The event was hosted by the School of Policy, Government, and International affairs and was moderated by acting dean of SPGIA Mark Rosell. Davis currently serves as the rector of George Mason University’s Board of Visitors and represented Virginia’s 11th congressional district. Martin Frost represented Texas’s 24th congressional district.
Davis opened the forum with an illustration of the Republican sweep across the nation in a host of races: Senate, House, gubernatorial, and state legislatures.
“The Republican party this year worked very hard to prevent extreme right candidates from running – that’s one reason for their success,” Frost said.
On the topic of the Virginia Senate race, the two former Congressmen agreed that Gillespie was able to run such a tight race by focusing on the more rural areas of Virginia and encouraging big turnout in those areas.
“Virginia for years had always been a strong Republican state. Only recently – with President Obama – has it become much more closely contested,” Frost said.
Davis then took a deeper look at the American electorate. He indicated that, especially in recent elections, society has become increasingly ideological and polarized in its voting patterns. The rector emphasized this change, explaining that people are no longer voting for a candidate, they’re voting along purely ideological party lines.
“Voters used to vote for the name on the back of the jersey,” Davis said. “Now they’re voting for the color of the jersey. You see that across the board.”
When asked why politics are so polarized today, Davis pointed to three reasons. First, the effects of partisan redistricting, or “gerrymandering,” in which politicians draw districts that pack certain population demographics together to increase a candidates likelihood of being elected.
Lastly, the influence of money in politics plays a much bigger role than it used to, insisted Davis. He and Frost both agreed that the 2002 McCain-Feingold campaign finance legislation, which limited the amount of money that can go to political parties, has caused much bigger problems than it was originally crafted to solve.
“Instead of going to the parties, [the money] now is out there on the wings. Parties are a centering force in American politics, and if their influence is limited, it will benefit these ‘fringe’ groups,” Davis said.
Following Davis’s analysis, Frost directed the conversation towards the next two years, suggesting that there is a lot of work in store for both parties. According to Frost, the toughest issues Washington will face in the near future are tax and immigration reform.

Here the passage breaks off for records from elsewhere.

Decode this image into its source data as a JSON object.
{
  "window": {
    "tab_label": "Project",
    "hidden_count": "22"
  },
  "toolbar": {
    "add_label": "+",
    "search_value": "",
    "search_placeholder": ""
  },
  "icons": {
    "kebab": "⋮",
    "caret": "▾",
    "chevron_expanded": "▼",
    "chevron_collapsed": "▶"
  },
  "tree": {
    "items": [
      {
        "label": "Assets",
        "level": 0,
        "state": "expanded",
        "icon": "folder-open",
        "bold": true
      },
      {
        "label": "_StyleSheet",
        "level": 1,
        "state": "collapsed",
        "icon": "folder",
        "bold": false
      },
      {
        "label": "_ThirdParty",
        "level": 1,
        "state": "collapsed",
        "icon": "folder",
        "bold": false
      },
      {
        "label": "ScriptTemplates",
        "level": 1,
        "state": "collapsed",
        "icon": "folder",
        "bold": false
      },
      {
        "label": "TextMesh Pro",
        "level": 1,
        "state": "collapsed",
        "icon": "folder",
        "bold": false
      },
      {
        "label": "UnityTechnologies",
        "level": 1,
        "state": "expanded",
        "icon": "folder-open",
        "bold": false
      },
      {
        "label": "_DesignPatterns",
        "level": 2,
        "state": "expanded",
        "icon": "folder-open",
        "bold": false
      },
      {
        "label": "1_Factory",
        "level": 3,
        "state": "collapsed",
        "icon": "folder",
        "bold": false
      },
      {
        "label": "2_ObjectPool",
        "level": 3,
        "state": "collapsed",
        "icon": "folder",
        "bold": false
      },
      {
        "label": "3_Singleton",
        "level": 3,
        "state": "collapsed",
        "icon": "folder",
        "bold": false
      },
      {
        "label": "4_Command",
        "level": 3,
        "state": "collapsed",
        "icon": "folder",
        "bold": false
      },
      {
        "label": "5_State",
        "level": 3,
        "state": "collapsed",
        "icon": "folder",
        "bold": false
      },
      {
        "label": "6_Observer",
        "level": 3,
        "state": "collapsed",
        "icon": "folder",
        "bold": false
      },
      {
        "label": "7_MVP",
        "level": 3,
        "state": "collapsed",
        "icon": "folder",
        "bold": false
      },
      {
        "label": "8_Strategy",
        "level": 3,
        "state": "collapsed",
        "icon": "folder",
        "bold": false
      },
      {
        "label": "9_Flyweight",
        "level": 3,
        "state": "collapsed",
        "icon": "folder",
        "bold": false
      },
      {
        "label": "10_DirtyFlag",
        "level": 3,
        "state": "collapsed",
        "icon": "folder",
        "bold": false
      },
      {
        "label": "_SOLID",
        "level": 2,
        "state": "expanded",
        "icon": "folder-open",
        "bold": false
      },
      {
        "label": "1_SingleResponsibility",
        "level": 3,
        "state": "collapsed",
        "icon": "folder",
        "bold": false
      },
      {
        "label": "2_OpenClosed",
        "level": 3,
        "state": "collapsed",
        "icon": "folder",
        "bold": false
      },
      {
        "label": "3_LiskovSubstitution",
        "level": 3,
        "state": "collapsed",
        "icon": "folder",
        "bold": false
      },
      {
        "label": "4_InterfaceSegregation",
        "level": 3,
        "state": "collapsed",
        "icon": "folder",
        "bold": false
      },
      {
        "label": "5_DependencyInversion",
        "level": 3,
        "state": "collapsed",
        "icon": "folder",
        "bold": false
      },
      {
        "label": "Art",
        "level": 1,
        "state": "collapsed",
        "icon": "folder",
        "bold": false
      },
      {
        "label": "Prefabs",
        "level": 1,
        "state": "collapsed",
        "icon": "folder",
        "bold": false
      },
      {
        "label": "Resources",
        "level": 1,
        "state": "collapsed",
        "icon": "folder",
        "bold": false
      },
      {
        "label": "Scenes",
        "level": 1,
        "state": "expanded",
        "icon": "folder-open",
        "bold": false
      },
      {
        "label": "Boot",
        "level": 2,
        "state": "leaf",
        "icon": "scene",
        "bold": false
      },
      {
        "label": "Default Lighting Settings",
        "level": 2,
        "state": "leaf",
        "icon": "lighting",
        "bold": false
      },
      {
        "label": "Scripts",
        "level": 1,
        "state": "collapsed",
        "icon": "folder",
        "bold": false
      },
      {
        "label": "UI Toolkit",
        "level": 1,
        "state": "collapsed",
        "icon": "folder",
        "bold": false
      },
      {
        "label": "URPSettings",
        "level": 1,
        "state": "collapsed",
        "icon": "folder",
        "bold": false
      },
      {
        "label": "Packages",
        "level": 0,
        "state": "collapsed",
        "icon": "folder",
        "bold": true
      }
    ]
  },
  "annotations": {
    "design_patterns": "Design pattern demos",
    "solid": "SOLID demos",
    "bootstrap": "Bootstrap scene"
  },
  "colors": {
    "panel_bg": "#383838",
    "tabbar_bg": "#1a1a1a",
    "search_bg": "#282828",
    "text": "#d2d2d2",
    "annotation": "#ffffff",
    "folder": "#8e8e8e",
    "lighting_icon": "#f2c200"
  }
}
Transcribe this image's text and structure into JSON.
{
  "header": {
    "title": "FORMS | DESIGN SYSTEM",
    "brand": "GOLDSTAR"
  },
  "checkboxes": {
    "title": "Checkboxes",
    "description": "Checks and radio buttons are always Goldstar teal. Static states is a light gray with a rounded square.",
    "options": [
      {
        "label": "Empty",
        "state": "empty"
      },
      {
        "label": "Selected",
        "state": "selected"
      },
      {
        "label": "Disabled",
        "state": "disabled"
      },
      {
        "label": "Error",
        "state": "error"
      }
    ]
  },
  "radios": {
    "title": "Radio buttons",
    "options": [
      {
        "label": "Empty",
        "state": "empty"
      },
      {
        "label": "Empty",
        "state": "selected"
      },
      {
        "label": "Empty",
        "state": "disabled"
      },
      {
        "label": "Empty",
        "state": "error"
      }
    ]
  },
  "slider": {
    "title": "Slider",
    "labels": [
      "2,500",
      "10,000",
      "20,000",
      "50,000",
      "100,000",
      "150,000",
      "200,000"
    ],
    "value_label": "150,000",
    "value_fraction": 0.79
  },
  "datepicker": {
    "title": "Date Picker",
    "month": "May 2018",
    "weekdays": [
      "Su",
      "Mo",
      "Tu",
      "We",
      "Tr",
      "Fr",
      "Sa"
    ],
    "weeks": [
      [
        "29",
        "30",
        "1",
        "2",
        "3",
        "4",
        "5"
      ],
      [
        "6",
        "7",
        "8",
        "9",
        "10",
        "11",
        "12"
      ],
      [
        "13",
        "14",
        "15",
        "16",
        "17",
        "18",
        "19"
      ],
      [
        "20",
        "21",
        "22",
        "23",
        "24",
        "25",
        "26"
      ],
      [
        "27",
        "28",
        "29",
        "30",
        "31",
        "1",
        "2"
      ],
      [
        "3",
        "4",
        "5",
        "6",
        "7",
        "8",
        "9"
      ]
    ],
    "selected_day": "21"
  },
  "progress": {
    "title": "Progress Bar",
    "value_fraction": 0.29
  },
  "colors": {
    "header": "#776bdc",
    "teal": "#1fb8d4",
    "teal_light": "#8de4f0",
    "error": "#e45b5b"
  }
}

However, he believes that it is ultimately up to the president to meet Republicans halfway.
“[Incoming Senate Majority Leader] Mitch McConnell is a very, very capable and willing leader,” Frost said. “The question is, will President Obama be willing to meet Republicans in the middle?”
Featured photo credit: Claire Cecil